| What you need to do |
Every line of the data should be retyped with no difference from the original.

Start of Data excerpts

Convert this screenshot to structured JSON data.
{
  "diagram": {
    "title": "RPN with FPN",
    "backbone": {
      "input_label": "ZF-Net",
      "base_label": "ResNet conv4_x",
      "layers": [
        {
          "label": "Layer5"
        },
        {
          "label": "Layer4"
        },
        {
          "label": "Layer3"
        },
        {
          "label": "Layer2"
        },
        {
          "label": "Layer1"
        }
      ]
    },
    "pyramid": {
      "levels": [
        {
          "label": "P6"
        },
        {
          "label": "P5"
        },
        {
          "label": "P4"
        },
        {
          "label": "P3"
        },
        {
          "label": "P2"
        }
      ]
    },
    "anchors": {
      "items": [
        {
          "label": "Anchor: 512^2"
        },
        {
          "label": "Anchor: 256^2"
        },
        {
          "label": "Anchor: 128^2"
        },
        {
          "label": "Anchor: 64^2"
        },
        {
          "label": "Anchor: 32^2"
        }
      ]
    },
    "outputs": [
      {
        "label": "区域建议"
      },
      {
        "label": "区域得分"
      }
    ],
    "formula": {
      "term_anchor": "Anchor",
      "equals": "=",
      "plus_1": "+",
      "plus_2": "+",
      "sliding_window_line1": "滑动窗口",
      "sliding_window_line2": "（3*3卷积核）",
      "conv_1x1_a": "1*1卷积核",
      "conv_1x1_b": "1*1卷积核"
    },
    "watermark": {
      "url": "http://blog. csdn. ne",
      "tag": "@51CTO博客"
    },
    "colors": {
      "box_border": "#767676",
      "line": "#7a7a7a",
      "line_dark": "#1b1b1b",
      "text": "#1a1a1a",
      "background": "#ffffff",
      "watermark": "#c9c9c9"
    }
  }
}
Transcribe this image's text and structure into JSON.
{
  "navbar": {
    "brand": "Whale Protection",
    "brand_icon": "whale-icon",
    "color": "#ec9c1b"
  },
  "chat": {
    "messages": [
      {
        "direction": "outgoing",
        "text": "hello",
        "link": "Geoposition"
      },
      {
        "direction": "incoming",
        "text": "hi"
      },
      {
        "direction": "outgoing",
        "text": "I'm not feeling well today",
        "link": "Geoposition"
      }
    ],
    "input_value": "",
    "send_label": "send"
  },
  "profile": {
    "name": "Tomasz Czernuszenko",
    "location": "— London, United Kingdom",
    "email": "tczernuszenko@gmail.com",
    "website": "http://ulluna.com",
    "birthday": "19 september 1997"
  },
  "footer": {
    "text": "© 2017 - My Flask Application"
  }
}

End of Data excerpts

| Completed task |
Convert this screenshot to structured JSON data.
{
  "diagram": {
    "title": "RPN with FPN",
    "backbone": {
      "input_label": "ZF-Net",
      "base_label": "ResNet conv4_x",
      "layers": [
        {
          "label": "Layer5"
        },
        {
          "label": "Layer4"
        },
        {
          "label": "Layer3"
        },
        {
          "label": "Layer2"
        },
        {
          "label": "Layer1"
        }
      ]
    },
    "pyramid": {
      "levels": [
        {
          "label": "P6"
        },
        {
          "label": "P5"
        },
        {
          "label": "P4"
        },
        {
          "label": "P3"
        },
        {
          "label": "P2"
        }
      ]
    },
    "anchors": {
      "items": [
        {
          "label": "Anchor: 512^2"
        },
        {
          "label": "Anchor: 256^2"
        },
        {
          "label": "Anchor: 128^2"
        },
        {
          "label": "Anchor: 64^2"
        },
        {
          "label": "Anchor: 32^2"
        }
      ]
    },
    "outputs": [
      {
        "label": "区域建议"
      },
      {
        "label": "区域得分"
      }
    ],
    "formula": {
      "term_anchor": "Anchor",
      "equals": "=",
      "plus_1": "+",
      "plus_2": "+",
      "sliding_window_line1": "滑动窗口",
      "sliding_window_line2": "（3*3卷积核）",
      "conv_1x1_a": "1*1卷积核",
      "conv_1x1_b": "1*1卷积核"
    },
    "watermark": {
      "url": "http://blog. csdn. ne",
      "tag": "@51CTO博客"
    },
    "colors": {
      "box_border": "#767676",
      "line": "#7a7a7a",
      "line_dark": "#1b1b1b",
      "text": "#1a1a1a",
      "background": "#ffffff",
      "watermark": "#c9c9c9"
    }
  }
}
Transcribe this image's text and structure into JSON.
{
  "navbar": {
    "brand": "Whale Protection",
    "brand_icon": "whale-icon",
    "color": "#ec9c1b"
  },
  "chat": {
    "messages": [
      {
        "direction": "outgoing",
        "text": "hello",
        "link": "Geoposition"
      },
      {
        "direction": "incoming",
        "text": "hi"
      },
      {
        "direction": "outgoing",
        "text": "I'm not feeling well today",
        "link": "Geoposition"
      }
    ],
    "input_value": "",
    "send_label": "send"
  },
  "profile": {
    "name": "Tomasz Czernuszenko",
    "location": "— London, United Kingdom",
    "email": "tczernuszenko@gmail.com",
    "website": "http://ulluna.com",
    "birthday": "19 september 1997"
  },
  "footer": {
    "text": "© 2017 - My Flask Application"
  }
}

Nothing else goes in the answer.